[Task goal] All of the entries should be restated word for word, but without their pictures.

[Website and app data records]
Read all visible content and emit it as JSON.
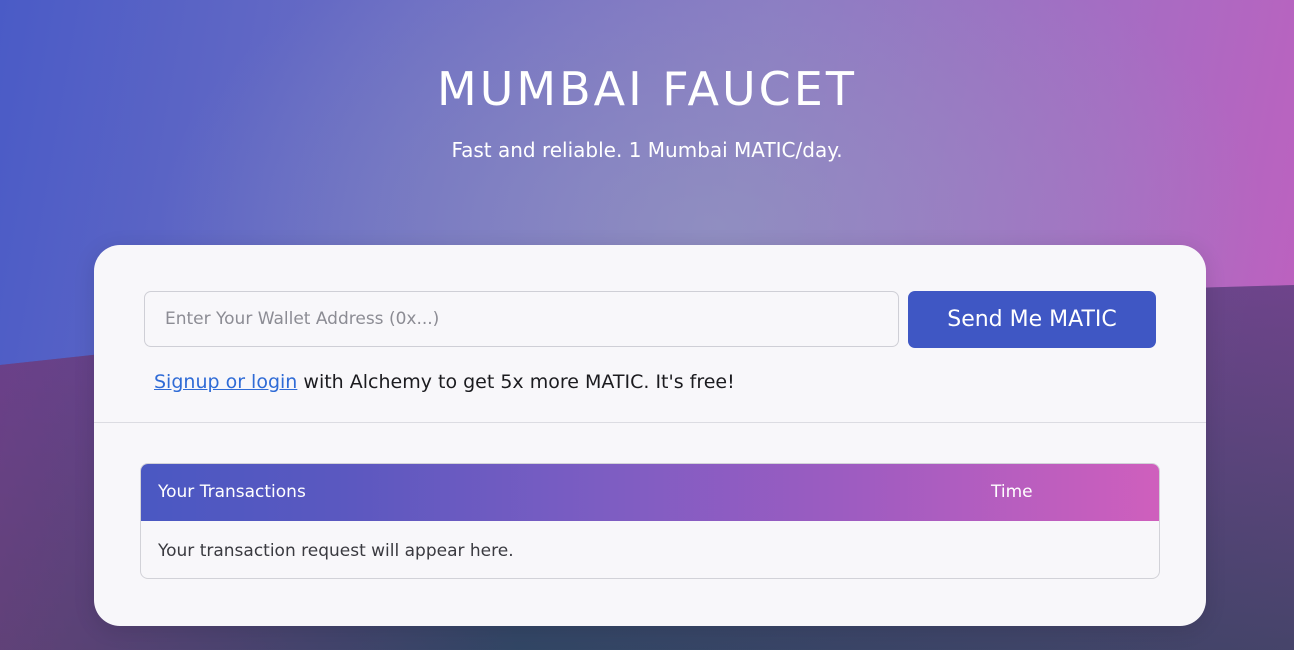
{
  "hero": {
    "title": "MUMBAI FAUCET",
    "subtitle": "Fast and reliable. 1 Mumbai MATIC/day."
  },
  "form": {
    "address_placeholder": "Enter Your Wallet Address (0x...)",
    "address_value": "",
    "send_label": "Send Me MATIC"
  },
  "promo": {
    "link_text": "Signup or login",
    "rest_text": " with Alchemy to get 5x more MATIC. It's free!"
  },
  "transactions": {
    "columns": [
      "Your Transactions",
      "Time"
    ],
    "empty_message": "Your transaction request will appear here."
  },
  "colors": {
    "button": "#3f57c4",
    "link": "#2f6bd6",
    "gradient_start": "#4a58c2",
    "gradient_end": "#cf5fbd"
  }
}
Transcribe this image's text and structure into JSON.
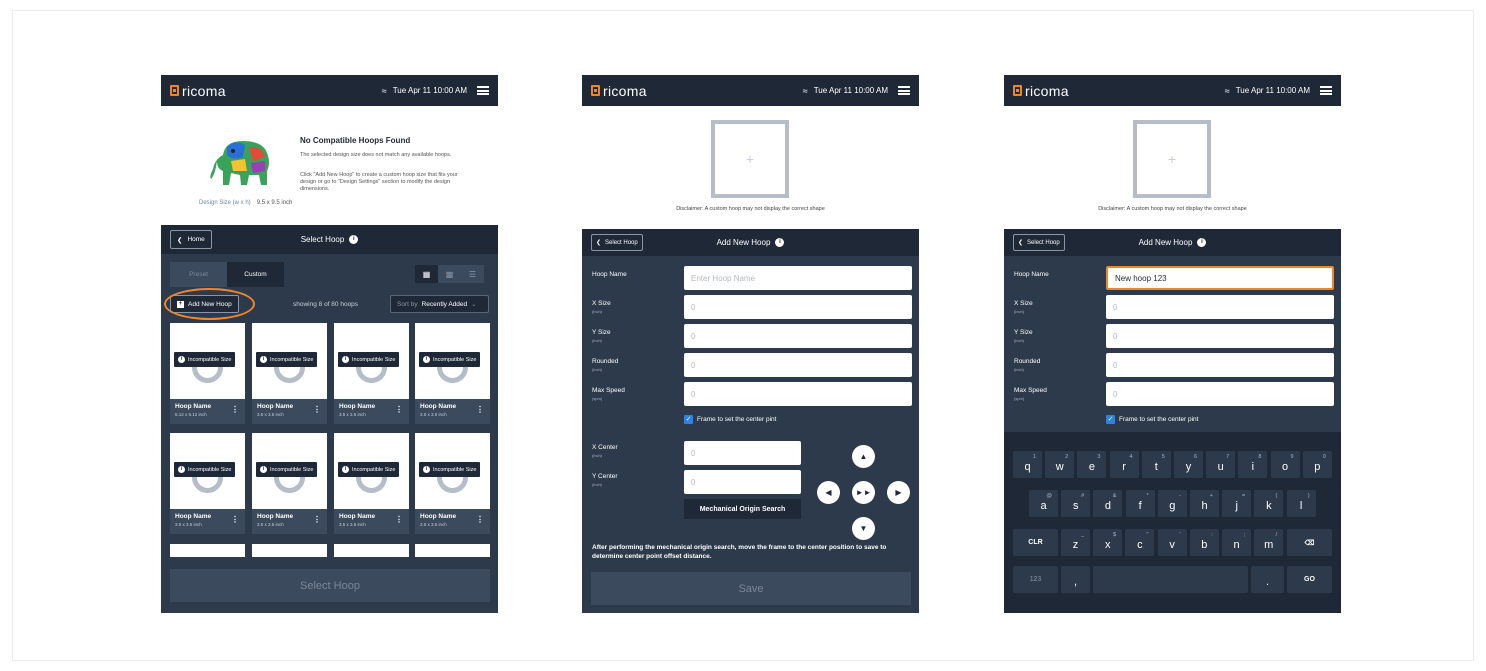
{
  "status": {
    "time": "Tue Apr 11  10:00 AM"
  },
  "brand": "ricoma",
  "s1": {
    "design_size_label": "Design Size (w x h)",
    "design_size_value": "9.5 x 9.5 inch",
    "title": "No Compatible Hoops Found",
    "p1": "The selected design size does not match any available hoops.",
    "p2": "Click \"Add New Hoop\" to create a custom hoop size that fits your design or go to \"Design Settings\" section to modify the design dimensions.",
    "home": "Home",
    "header": "Select Hoop",
    "tabs": [
      "Preset",
      "Custom"
    ],
    "add": "Add New Hoop",
    "showing": "showing 8 of 80 hoops",
    "sort_label": "Sort by",
    "sort_value": "Recently Added",
    "badge": "Incompatible Size",
    "cards": [
      {
        "name": "Hoop Name",
        "size": "5.12 x 5.12 inch"
      },
      {
        "name": "Hoop Name",
        "size": "3.5 x 3.5 inch"
      },
      {
        "name": "Hoop Name",
        "size": "3.5 x 3.5 inch"
      },
      {
        "name": "Hoop Name",
        "size": "3.5 x 3.5 inch"
      },
      {
        "name": "Hoop Name",
        "size": "3.5 x 3.5 inch"
      },
      {
        "name": "Hoop Name",
        "size": "3.5 x 3.5 inch"
      },
      {
        "name": "Hoop Name",
        "size": "3.5 x 3.5 inch"
      },
      {
        "name": "Hoop Name",
        "size": "3.5 x 3.5 inch"
      }
    ],
    "select": "Select Hoop"
  },
  "form": {
    "disclaimer": "Disclaimer: A custom hoop may not display the correct shape",
    "back": "Select Hoop",
    "title": "Add New Hoop",
    "fields": [
      {
        "label": "Hoop Name",
        "unit": "",
        "placeholder": "Enter Hoop Name"
      },
      {
        "label": "X Size",
        "unit": "(inch)",
        "placeholder": "0"
      },
      {
        "label": "Y Size",
        "unit": "(inch)",
        "placeholder": "0"
      },
      {
        "label": "Rounded",
        "unit": "(inch)",
        "placeholder": "0"
      },
      {
        "label": "Max Speed",
        "unit": "(spm)",
        "placeholder": "0"
      }
    ],
    "checkbox": "Frame to set the center pint",
    "x_center": "X Center",
    "y_center": "Y Center",
    "unit": "(inch)",
    "zero": "0",
    "mos": "Mechanical Origin Search",
    "note": "After performing the mechanical origin search, move the frame to the center position to save to determine center point offset distance.",
    "save": "Save",
    "filled_name": "New hoop 123"
  },
  "keyboard": {
    "row1": [
      {
        "k": "q",
        "s": "1"
      },
      {
        "k": "w",
        "s": "2"
      },
      {
        "k": "e",
        "s": "3"
      },
      {
        "k": "r",
        "s": "4"
      },
      {
        "k": "t",
        "s": "5"
      },
      {
        "k": "y",
        "s": "6"
      },
      {
        "k": "u",
        "s": "7"
      },
      {
        "k": "i",
        "s": "8"
      },
      {
        "k": "o",
        "s": "9"
      },
      {
        "k": "p",
        "s": "0"
      }
    ],
    "row2": [
      {
        "k": "a",
        "s": "@"
      },
      {
        "k": "s",
        "s": "#"
      },
      {
        "k": "d",
        "s": "&"
      },
      {
        "k": "f",
        "s": "*"
      },
      {
        "k": "g",
        "s": "-"
      },
      {
        "k": "h",
        "s": "+"
      },
      {
        "k": "j",
        "s": "="
      },
      {
        "k": "k",
        "s": "("
      },
      {
        "k": "l",
        "s": ")"
      }
    ],
    "row3": [
      {
        "k": "z",
        "s": "_"
      },
      {
        "k": "x",
        "s": "$"
      },
      {
        "k": "c",
        "s": "\""
      },
      {
        "k": "v",
        "s": "'"
      },
      {
        "k": "b",
        "s": ":"
      },
      {
        "k": "n",
        "s": ";"
      },
      {
        "k": "m",
        "s": "/"
      }
    ],
    "clr": "CLR",
    "num": "123",
    "comma": ",",
    "period": ".",
    "go": "GO"
  },
  "colors": {
    "accent": "#f0862b",
    "dark": "#1e2837",
    "panel": "#2d3a4b",
    "check": "#2b83e8"
  }
}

[Solution for this exercise]
Read all visible content and emit it as JSON.
{
  "hero": {
    "title": "MUMBAI FAUCET",
    "subtitle": "Fast and reliable. 1 Mumbai MATIC/day."
  },
  "form": {
    "address_placeholder": "Enter Your Wallet Address (0x...)",
    "address_value": "",
    "send_label": "Send Me MATIC"
  },
  "promo": {
    "link_text": "Signup or login",
    "rest_text": " with Alchemy to get 5x more MATIC. It's free!"
  },
  "transactions": {
    "columns": [
      "Your Transactions",
      "Time"
    ],
    "empty_message": "Your transaction request will appear here."
  },
  "colors": {
    "button": "#3f57c4",
    "link": "#2f6bd6",
    "gradient_start": "#4a58c2",
    "gradient_end": "#cf5fbd"
  }
}
Transcribe this image's text and structure into JSON.
{
  "status": {
    "time": "Tue Apr 11  10:00 AM"
  },
  "brand": "ricoma",
  "s1": {
    "design_size_label": "Design Size (w x h)",
    "design_size_value": "9.5 x 9.5 inch",
    "title": "No Compatible Hoops Found",
    "p1": "The selected design size does not match any available hoops.",
    "p2": "Click \"Add New Hoop\" to create a custom hoop size that fits your design or go to \"Design Settings\" section to modify the design dimensions.",
    "home": "Home",
    "header": "Select Hoop",
    "tabs": [
      "Preset",
      "Custom"
    ],
    "add": "Add New Hoop",
    "showing": "showing 8 of 80 hoops",
    "sort_label": "Sort by",
    "sort_value": "Recently Added",
    "badge": "Incompatible Size",
    "cards": [
      {
        "name": "Hoop Name",
        "size": "5.12 x 5.12 inch"
      },
      {
        "name": "Hoop Name",
        "size": "3.5 x 3.5 inch"
      },
      {
        "name": "Hoop Name",
        "size": "3.5 x 3.5 inch"
      },
      {
        "name": "Hoop Name",
        "size": "3.5 x 3.5 inch"
      },
      {
        "name": "Hoop Name",
        "size": "3.5 x 3.5 inch"
      },
      {
        "name": "Hoop Name",
        "size": "3.5 x 3.5 inch"
      },
      {
        "name": "Hoop Name",
        "size": "3.5 x 3.5 inch"
      },
      {
        "name": "Hoop Name",
        "size": "3.5 x 3.5 inch"
      }
    ],
    "select": "Select Hoop"
  },
  "form": {
    "disclaimer": "Disclaimer: A custom hoop may not display the correct shape",
    "back": "Select Hoop",
    "title": "Add New Hoop",
    "fields": [
      {
        "label": "Hoop Name",
        "unit": "",
        "placeholder": "Enter Hoop Name"
      },
      {
        "label": "X Size",
        "unit": "(inch)",
        "placeholder": "0"
      },
      {
        "label": "Y Size",
        "unit": "(inch)",
        "placeholder": "0"
      },
      {
        "label": "Rounded",
        "unit": "(inch)",
        "placeholder": "0"
      },
      {
        "label": "Max Speed",
        "unit": "(spm)",
        "placeholder": "0"
      }
    ],
    "checkbox": "Frame to set the center pint",
    "x_center": "X Center",
    "y_center": "Y Center",
    "unit": "(inch)",
    "zero": "0",
    "mos": "Mechanical Origin Search",
    "note": "After performing the mechanical origin search, move the frame to the center position to save to determine center point offset distance.",
    "save": "Save",
    "filled_name": "New hoop 123"
  },
  "keyboard": {
    "row1": [
      {
        "k": "q",
        "s": "1"
      },
      {
        "k": "w",
        "s": "2"
      },
      {
        "k": "e",
        "s": "3"
      },
      {
        "k": "r",
        "s": "4"
      },
      {
        "k": "t",
        "s": "5"
      },
      {
        "k": "y",
        "s": "6"
      },
      {
        "k": "u",
        "s": "7"
      },
      {
        "k": "i",
        "s": "8"
      },
      {
        "k": "o",
        "s": "9"
      },
      {
        "k": "p",
        "s": "0"
      }
    ],
    "row2": [
      {
        "k": "a",
        "s": "@"
      },
      {
        "k": "s",
        "s": "#"
      },
      {
        "k": "d",
        "s": "&"
      },
      {
        "k": "f",
        "s": "*"
      },
      {
        "k": "g",
        "s": "-"
      },
      {
        "k": "h",
        "s": "+"
      },
      {
        "k": "j",
        "s": "="
      },
      {
        "k": "k",
        "s": "("
      },
      {
        "k": "l",
        "s": ")"
      }
    ],
    "row3": [
      {
        "k": "z",
        "s": "_"
      },
      {
        "k": "x",
        "s": "$"
      },
      {
        "k": "c",
        "s": "\""
      },
      {
        "k": "v",
        "s": "'"
      },
      {
        "k": "b",
        "s": ":"
      },
      {
        "k": "n",
        "s": ";"
      },
      {
        "k": "m",
        "s": "/"
      }
    ],
    "clr": "CLR",
    "num": "123",
    "comma": ",",
    "period": ".",
    "go": "GO"
  },
  "colors": {
    "accent": "#f0862b",
    "dark": "#1e2837",
    "panel": "#2d3a4b",
    "check": "#2b83e8"
  }
}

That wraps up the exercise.